Count every line below that holds the word "JACKETS", and give the number with no other words.

_____

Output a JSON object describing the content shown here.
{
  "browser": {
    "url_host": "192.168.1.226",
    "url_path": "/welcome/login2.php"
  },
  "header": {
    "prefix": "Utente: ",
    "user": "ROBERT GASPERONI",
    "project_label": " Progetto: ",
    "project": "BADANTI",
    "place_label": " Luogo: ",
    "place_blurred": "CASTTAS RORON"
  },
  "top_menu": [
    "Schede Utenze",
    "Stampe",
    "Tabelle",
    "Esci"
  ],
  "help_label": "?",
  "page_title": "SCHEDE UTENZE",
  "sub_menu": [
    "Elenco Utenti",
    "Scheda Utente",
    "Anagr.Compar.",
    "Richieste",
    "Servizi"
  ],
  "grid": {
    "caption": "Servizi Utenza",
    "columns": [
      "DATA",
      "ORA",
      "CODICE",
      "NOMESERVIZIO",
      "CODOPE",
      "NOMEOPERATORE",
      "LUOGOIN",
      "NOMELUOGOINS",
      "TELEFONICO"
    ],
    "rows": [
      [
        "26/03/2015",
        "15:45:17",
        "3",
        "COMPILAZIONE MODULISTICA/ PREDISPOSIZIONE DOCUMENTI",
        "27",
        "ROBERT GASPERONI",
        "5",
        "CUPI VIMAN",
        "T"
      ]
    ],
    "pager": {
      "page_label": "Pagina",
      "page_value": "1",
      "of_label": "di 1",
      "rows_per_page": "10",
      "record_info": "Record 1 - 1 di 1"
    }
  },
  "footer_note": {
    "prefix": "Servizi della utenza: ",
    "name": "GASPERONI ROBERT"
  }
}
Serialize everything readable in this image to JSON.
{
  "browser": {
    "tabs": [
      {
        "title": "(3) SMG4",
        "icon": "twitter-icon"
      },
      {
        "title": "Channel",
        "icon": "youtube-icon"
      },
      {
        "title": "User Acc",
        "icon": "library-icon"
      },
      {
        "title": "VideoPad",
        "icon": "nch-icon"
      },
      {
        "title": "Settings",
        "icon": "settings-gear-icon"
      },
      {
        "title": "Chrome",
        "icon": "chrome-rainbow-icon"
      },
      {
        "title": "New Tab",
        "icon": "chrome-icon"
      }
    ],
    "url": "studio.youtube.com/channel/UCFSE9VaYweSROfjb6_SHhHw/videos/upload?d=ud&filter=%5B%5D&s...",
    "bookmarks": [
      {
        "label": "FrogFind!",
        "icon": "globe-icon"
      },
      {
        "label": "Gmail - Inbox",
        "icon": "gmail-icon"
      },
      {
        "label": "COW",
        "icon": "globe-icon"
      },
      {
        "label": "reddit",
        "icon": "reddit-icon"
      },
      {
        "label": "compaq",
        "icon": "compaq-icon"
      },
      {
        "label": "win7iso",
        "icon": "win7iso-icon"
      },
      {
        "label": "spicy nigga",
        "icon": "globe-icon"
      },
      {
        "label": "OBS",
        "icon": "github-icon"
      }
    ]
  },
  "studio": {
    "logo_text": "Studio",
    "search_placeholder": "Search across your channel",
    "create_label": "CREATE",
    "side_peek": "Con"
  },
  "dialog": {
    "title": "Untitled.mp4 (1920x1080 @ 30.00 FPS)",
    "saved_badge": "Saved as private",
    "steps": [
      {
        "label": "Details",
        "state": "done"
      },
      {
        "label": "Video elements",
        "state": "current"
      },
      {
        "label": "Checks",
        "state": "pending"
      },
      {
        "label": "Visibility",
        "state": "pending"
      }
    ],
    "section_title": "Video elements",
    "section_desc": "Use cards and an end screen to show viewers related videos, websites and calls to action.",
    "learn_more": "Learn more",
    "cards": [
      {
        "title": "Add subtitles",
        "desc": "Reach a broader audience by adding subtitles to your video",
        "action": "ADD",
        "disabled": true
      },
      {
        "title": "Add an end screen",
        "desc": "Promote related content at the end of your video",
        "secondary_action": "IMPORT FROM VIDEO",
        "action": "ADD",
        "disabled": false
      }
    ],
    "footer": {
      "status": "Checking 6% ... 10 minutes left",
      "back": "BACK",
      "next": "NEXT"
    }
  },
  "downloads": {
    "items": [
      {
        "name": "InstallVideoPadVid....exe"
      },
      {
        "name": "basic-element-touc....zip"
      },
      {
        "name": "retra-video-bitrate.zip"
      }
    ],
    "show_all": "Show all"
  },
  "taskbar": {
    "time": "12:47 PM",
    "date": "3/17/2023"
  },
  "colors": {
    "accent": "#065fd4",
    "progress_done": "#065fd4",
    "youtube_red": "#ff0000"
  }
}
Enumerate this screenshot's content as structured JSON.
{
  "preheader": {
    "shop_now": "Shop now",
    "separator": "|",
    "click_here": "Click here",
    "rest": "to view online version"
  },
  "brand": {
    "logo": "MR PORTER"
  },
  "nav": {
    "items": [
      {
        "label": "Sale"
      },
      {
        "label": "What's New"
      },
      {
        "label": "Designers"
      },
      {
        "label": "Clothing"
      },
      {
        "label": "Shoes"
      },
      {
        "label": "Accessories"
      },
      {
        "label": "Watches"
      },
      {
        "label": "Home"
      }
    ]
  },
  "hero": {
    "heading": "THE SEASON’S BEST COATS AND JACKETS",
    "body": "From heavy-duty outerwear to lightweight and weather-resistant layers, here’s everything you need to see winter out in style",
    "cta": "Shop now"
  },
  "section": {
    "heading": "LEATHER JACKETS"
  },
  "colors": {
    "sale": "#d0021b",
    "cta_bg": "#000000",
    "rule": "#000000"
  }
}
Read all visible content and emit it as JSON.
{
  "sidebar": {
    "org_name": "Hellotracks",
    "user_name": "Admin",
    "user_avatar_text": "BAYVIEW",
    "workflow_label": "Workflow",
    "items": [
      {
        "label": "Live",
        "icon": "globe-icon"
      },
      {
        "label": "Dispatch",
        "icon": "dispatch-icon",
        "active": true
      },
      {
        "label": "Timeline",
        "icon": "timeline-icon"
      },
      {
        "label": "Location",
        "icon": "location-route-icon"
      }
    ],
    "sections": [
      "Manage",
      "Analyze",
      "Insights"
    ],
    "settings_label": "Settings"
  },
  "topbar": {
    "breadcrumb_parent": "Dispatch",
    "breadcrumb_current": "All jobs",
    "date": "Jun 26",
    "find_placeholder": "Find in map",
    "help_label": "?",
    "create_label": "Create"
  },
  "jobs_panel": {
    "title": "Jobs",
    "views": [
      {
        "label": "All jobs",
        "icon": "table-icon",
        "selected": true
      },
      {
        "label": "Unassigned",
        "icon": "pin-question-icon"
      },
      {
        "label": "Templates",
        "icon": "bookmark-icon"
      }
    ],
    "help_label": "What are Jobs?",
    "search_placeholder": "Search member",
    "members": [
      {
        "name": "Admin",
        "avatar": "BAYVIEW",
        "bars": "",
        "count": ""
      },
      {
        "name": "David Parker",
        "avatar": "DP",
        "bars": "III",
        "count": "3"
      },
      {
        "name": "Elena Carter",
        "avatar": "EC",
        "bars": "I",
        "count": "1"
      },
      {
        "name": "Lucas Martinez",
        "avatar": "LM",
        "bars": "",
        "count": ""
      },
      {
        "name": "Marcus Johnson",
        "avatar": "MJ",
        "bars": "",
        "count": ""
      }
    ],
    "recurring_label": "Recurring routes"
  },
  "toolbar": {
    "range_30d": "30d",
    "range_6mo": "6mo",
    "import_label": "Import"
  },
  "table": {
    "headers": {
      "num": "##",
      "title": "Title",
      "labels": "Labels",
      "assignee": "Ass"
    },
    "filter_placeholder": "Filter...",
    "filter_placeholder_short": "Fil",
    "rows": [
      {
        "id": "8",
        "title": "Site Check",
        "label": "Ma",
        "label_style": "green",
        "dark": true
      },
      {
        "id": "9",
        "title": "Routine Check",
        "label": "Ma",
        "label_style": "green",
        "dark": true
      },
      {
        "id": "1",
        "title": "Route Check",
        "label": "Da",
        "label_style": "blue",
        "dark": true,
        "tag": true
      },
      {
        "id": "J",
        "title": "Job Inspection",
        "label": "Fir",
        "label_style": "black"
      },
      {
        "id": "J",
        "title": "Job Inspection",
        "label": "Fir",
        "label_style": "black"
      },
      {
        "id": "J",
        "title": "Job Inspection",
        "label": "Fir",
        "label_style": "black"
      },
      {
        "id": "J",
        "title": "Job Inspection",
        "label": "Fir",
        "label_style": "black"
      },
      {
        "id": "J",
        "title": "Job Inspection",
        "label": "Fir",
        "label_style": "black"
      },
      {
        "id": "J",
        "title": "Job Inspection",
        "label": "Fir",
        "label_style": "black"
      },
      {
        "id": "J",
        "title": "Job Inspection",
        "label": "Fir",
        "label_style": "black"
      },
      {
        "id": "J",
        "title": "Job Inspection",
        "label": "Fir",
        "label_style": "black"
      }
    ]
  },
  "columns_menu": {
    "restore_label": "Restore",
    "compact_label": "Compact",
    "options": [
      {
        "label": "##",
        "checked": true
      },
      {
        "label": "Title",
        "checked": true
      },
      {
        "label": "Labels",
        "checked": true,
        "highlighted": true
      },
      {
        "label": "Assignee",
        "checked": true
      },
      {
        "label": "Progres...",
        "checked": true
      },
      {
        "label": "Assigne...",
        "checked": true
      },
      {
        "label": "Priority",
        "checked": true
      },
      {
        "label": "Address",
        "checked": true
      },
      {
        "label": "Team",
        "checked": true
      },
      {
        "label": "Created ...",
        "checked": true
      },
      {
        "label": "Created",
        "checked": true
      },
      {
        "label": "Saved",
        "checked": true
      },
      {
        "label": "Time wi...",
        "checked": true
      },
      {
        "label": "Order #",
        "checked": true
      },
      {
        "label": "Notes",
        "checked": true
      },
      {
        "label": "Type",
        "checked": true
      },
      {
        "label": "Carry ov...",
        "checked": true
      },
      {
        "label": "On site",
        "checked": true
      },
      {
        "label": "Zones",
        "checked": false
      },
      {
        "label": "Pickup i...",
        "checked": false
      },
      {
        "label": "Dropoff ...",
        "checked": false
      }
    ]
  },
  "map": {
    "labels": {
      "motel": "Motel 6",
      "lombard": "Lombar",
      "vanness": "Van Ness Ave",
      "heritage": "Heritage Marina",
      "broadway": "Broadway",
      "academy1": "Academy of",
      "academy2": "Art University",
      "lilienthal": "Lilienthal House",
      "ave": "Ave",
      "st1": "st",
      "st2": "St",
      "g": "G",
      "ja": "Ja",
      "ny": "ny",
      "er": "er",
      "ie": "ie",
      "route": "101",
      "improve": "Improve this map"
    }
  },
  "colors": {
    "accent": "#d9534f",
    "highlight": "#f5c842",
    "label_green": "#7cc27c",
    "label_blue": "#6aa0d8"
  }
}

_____

** Task response **
2